DATA PROVIDED –
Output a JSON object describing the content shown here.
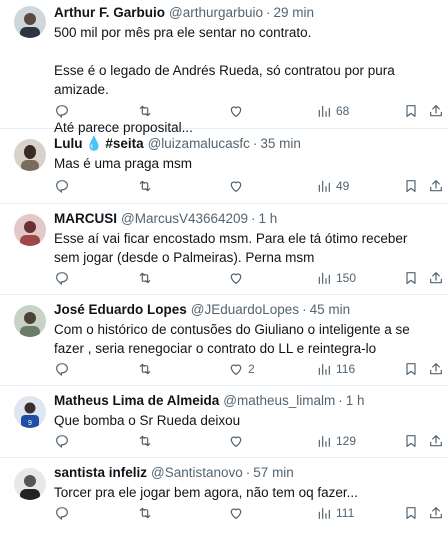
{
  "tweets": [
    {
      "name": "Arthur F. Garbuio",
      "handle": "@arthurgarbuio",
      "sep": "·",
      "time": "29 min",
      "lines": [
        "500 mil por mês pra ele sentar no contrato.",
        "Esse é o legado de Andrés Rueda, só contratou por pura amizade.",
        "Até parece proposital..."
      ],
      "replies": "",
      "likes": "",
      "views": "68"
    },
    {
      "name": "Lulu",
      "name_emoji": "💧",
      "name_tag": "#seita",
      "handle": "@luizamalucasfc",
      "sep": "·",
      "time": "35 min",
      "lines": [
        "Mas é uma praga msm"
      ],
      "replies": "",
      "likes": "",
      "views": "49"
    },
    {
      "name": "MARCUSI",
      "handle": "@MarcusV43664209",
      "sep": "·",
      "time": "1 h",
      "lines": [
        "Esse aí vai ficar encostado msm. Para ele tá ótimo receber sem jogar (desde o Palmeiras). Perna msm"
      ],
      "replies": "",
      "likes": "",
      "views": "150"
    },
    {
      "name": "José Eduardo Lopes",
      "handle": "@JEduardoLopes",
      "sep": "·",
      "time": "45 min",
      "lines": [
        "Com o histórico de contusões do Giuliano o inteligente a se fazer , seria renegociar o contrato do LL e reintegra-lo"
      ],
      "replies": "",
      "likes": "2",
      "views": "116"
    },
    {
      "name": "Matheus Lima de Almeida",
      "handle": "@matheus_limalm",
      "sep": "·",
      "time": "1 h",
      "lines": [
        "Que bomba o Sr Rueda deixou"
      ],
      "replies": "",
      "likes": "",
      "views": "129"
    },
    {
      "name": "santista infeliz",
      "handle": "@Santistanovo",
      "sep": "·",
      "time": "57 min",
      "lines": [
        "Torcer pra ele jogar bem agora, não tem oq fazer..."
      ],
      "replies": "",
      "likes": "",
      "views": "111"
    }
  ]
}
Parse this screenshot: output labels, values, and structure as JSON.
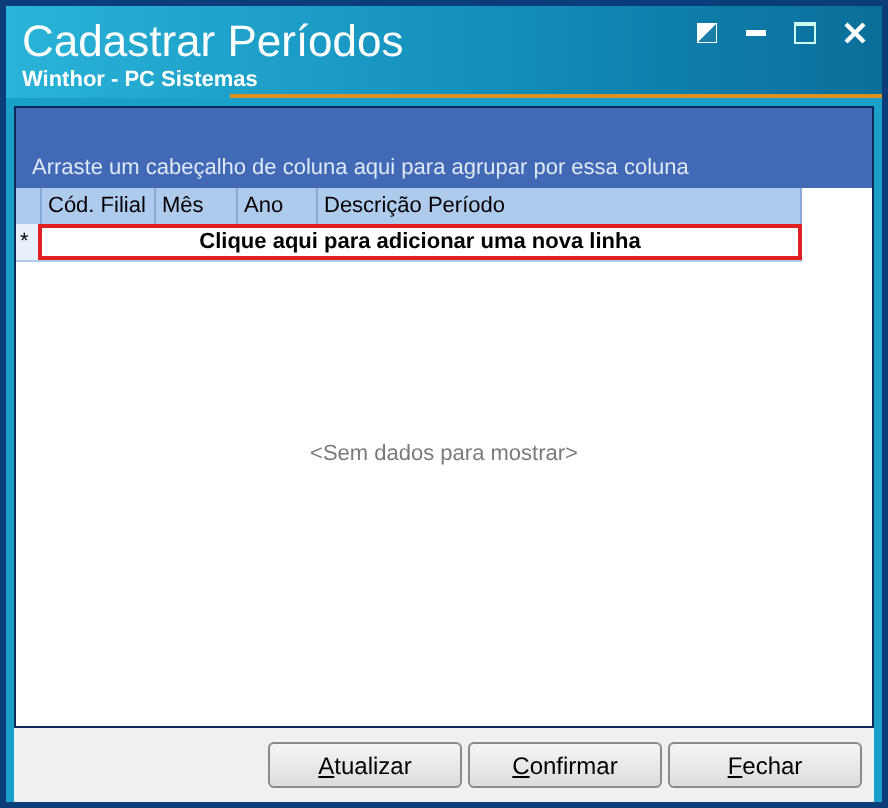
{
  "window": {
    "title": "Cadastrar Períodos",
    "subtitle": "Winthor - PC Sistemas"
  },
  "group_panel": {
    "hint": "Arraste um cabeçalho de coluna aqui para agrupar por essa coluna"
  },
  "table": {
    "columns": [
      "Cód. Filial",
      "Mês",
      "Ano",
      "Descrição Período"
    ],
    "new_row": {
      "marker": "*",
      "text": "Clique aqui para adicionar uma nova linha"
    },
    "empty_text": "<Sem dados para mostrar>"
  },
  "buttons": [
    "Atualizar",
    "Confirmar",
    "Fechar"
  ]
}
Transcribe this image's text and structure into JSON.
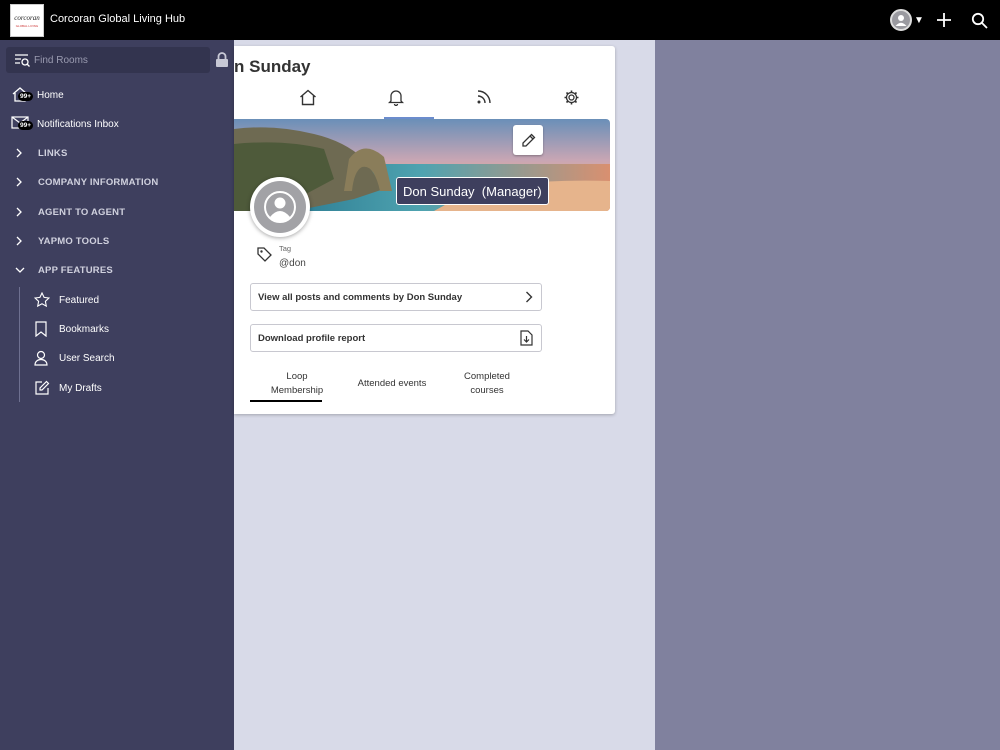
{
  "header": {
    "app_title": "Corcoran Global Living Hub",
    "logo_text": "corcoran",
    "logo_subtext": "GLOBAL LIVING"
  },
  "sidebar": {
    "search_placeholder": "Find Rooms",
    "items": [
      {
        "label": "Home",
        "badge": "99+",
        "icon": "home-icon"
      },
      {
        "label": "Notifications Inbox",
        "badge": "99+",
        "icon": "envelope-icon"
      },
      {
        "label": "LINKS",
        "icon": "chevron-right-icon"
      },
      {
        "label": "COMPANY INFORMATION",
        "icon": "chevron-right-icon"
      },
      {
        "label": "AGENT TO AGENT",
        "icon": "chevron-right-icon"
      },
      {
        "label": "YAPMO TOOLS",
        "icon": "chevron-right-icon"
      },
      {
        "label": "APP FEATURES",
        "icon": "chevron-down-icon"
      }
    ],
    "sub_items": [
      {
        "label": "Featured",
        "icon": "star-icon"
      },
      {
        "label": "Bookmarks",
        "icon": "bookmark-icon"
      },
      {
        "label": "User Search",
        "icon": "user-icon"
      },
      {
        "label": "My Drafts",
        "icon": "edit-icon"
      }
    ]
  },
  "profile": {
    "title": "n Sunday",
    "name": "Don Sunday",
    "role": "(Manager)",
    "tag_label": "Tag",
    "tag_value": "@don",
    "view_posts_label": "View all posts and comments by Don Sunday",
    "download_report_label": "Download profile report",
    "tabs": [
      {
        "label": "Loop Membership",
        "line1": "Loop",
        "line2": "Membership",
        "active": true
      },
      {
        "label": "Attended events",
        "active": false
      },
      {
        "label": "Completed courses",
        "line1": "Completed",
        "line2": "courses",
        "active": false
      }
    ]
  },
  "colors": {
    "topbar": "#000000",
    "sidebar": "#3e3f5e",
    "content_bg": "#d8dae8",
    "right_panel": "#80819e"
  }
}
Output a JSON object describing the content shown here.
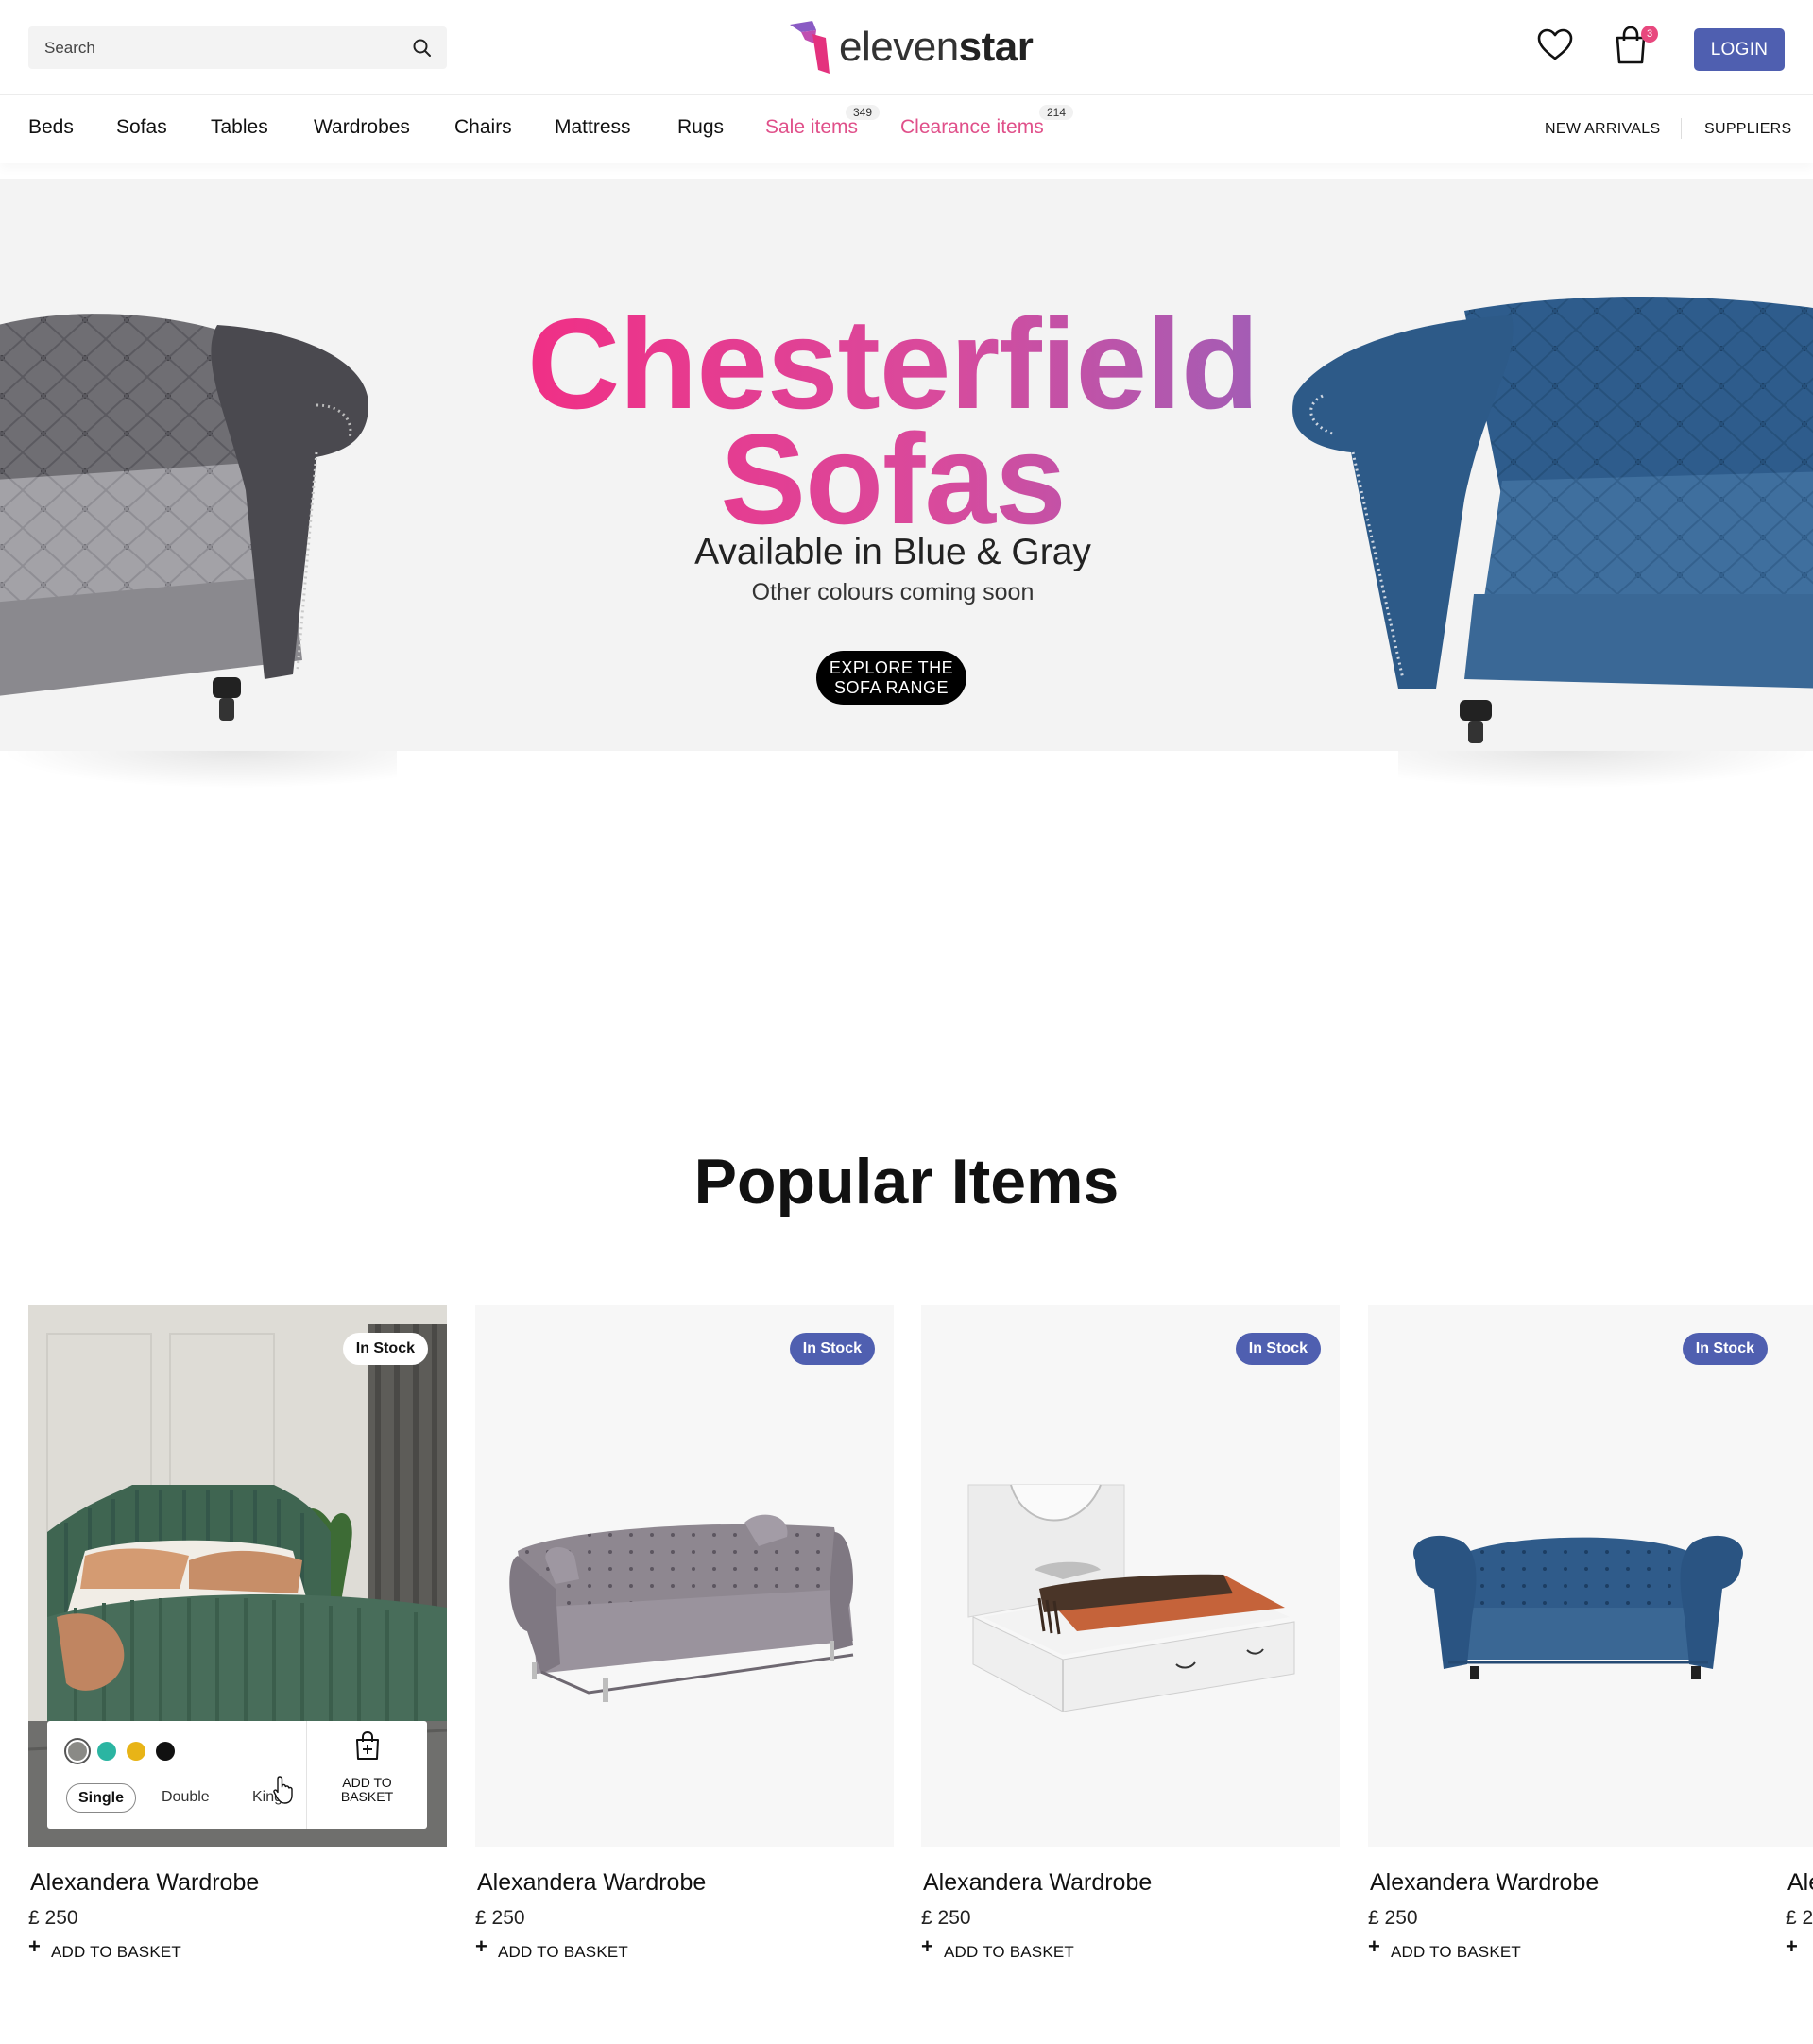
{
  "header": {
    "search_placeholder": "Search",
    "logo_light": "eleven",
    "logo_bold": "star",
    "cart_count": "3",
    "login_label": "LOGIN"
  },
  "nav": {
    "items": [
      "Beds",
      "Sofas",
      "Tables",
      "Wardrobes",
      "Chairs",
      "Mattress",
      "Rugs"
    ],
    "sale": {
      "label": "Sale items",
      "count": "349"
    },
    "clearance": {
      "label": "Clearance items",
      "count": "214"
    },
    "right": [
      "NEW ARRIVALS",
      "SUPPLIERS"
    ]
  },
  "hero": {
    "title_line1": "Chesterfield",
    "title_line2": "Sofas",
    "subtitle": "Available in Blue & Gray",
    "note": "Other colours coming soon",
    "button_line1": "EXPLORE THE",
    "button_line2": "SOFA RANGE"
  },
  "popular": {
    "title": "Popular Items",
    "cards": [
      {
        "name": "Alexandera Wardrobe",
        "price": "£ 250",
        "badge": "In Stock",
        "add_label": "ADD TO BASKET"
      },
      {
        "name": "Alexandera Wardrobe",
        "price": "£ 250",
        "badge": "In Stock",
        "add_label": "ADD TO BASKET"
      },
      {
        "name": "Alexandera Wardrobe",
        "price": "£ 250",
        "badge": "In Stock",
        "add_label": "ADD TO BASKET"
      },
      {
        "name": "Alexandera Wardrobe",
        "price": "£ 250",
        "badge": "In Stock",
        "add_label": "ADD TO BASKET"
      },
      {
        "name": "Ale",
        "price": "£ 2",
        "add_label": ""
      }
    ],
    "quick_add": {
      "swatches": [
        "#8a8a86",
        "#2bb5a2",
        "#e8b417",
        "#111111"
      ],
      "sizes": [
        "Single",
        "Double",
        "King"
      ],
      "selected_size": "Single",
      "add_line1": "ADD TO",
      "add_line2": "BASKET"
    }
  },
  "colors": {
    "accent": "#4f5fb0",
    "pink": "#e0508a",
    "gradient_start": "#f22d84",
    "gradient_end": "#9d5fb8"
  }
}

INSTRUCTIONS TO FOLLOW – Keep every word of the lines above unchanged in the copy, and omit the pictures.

EXERCISE ANSWER –
Output a JSON object describing the content shown here.
{
  "tweets": [
    {
      "name": "Arthur F. Garbuio",
      "handle": "@arthurgarbuio",
      "sep": "·",
      "time": "29 min",
      "lines": [
        "500 mil por mês pra ele sentar no contrato.",
        "Esse é o legado de Andrés Rueda, só contratou por pura amizade.",
        "Até parece proposital..."
      ],
      "replies": "",
      "likes": "",
      "views": "68"
    },
    {
      "name": "Lulu",
      "name_emoji": "💧",
      "name_tag": "#seita",
      "handle": "@luizamalucasfc",
      "sep": "·",
      "time": "35 min",
      "lines": [
        "Mas é uma praga msm"
      ],
      "replies": "",
      "likes": "",
      "views": "49"
    },
    {
      "name": "MARCUSI",
      "handle": "@MarcusV43664209",
      "sep": "·",
      "time": "1 h",
      "lines": [
        "Esse aí vai ficar encostado msm. Para ele tá ótimo receber sem jogar (desde o Palmeiras). Perna msm"
      ],
      "replies": "",
      "likes": "",
      "views": "150"
    },
    {
      "name": "José Eduardo Lopes",
      "handle": "@JEduardoLopes",
      "sep": "·",
      "time": "45 min",
      "lines": [
        "Com o histórico de contusões do Giuliano o inteligente a se fazer , seria renegociar o contrato do LL e reintegra-lo"
      ],
      "replies": "",
      "likes": "2",
      "views": "116"
    },
    {
      "name": "Matheus Lima de Almeida",
      "handle": "@matheus_limalm",
      "sep": "·",
      "time": "1 h",
      "lines": [
        "Que bomba o Sr Rueda deixou"
      ],
      "replies": "",
      "likes": "",
      "views": "129"
    },
    {
      "name": "santista infeliz",
      "handle": "@Santistanovo",
      "sep": "·",
      "time": "57 min",
      "lines": [
        "Torcer pra ele jogar bem agora, não tem oq fazer..."
      ],
      "replies": "",
      "likes": "",
      "views": "111"
    }
  ]
}
Parse this screenshot: output labels, values, and structure as JSON.
{
  "window": {
    "title": "Cadastrar Períodos",
    "subtitle": "Winthor - PC Sistemas"
  },
  "group_panel": {
    "hint": "Arraste um cabeçalho de coluna aqui para agrupar por essa coluna"
  },
  "table": {
    "columns": [
      "Cód. Filial",
      "Mês",
      "Ano",
      "Descrição Período"
    ],
    "new_row": {
      "marker": "*",
      "text": "Clique aqui para adicionar uma nova linha"
    },
    "empty_text": "<Sem dados para mostrar>"
  },
  "buttons": [
    "Atualizar",
    "Confirmar",
    "Fechar"
  ]
}
Transcribe this image's text and structure into JSON.
{
  "header": {
    "app_title": "Corcoran Global Living Hub",
    "logo_text": "corcoran",
    "logo_subtext": "GLOBAL LIVING"
  },
  "sidebar": {
    "search_placeholder": "Find Rooms",
    "items": [
      {
        "label": "Home",
        "badge": "99+",
        "icon": "home-icon"
      },
      {
        "label": "Notifications Inbox",
        "badge": "99+",
        "icon": "envelope-icon"
      },
      {
        "label": "LINKS",
        "icon": "chevron-right-icon"
      },
      {
        "label": "COMPANY INFORMATION",
        "icon": "chevron-right-icon"
      },
      {
        "label": "AGENT TO AGENT",
        "icon": "chevron-right-icon"
      },
      {
        "label": "YAPMO TOOLS",
        "icon": "chevron-right-icon"
      },
      {
        "label": "APP FEATURES",
        "icon": "chevron-down-icon"
      }
    ],
    "sub_items": [
      {
        "label": "Featured",
        "icon": "star-icon"
      },
      {
        "label": "Bookmarks",
        "icon": "bookmark-icon"
      },
      {
        "label": "User Search",
        "icon": "user-icon"
      },
      {
        "label": "My Drafts",
        "icon": "edit-icon"
      }
    ]
  },
  "profile": {
    "title": "n Sunday",
    "name": "Don Sunday",
    "role": "(Manager)",
    "tag_label": "Tag",
    "tag_value": "@don",
    "view_posts_label": "View all posts and comments by Don Sunday",
    "download_report_label": "Download profile report",
    "tabs": [
      {
        "label": "Loop Membership",
        "line1": "Loop",
        "line2": "Membership",
        "active": true
      },
      {
        "label": "Attended events",
        "active": false
      },
      {
        "label": "Completed courses",
        "line1": "Completed",
        "line2": "courses",
        "active": false
      }
    ]
  },
  "colors": {
    "topbar": "#000000",
    "sidebar": "#3e3f5e",
    "content_bg": "#d8dae8",
    "right_panel": "#80819e"
  }
}
Output a JSON object describing the content shown here.
{
  "header": {
    "search_placeholder": "Search",
    "logo_light": "eleven",
    "logo_bold": "star",
    "cart_count": "3",
    "login_label": "LOGIN"
  },
  "nav": {
    "items": [
      "Beds",
      "Sofas",
      "Tables",
      "Wardrobes",
      "Chairs",
      "Mattress",
      "Rugs"
    ],
    "sale": {
      "label": "Sale items",
      "count": "349"
    },
    "clearance": {
      "label": "Clearance items",
      "count": "214"
    },
    "right": [
      "NEW ARRIVALS",
      "SUPPLIERS"
    ]
  },
  "hero": {
    "title_line1": "Chesterfield",
    "title_line2": "Sofas",
    "subtitle": "Available in Blue & Gray",
    "note": "Other colours coming soon",
    "button_line1": "EXPLORE THE",
    "button_line2": "SOFA RANGE"
  },
  "popular": {
    "title": "Popular Items",
    "cards": [
      {
        "name": "Alexandera Wardrobe",
        "price": "£ 250",
        "badge": "In Stock",
        "add_label": "ADD TO BASKET"
      },
      {
        "name": "Alexandera Wardrobe",
        "price": "£ 250",
        "badge": "In Stock",
        "add_label": "ADD TO BASKET"
      },
      {
        "name": "Alexandera Wardrobe",
        "price": "£ 250",
        "badge": "In Stock",
        "add_label": "ADD TO BASKET"
      },
      {
        "name": "Alexandera Wardrobe",
        "price": "£ 250",
        "badge": "In Stock",
        "add_label": "ADD TO BASKET"
      },
      {
        "name": "Ale",
        "price": "£ 2",
        "add_label": ""
      }
    ],
    "quick_add": {
      "swatches": [
        "#8a8a86",
        "#2bb5a2",
        "#e8b417",
        "#111111"
      ],
      "sizes": [
        "Single",
        "Double",
        "King"
      ],
      "selected_size": "Single",
      "add_line1": "ADD TO",
      "add_line2": "BASKET"
    }
  },
  "colors": {
    "accent": "#4f5fb0",
    "pink": "#e0508a",
    "gradient_start": "#f22d84",
    "gradient_end": "#9d5fb8"
  }
}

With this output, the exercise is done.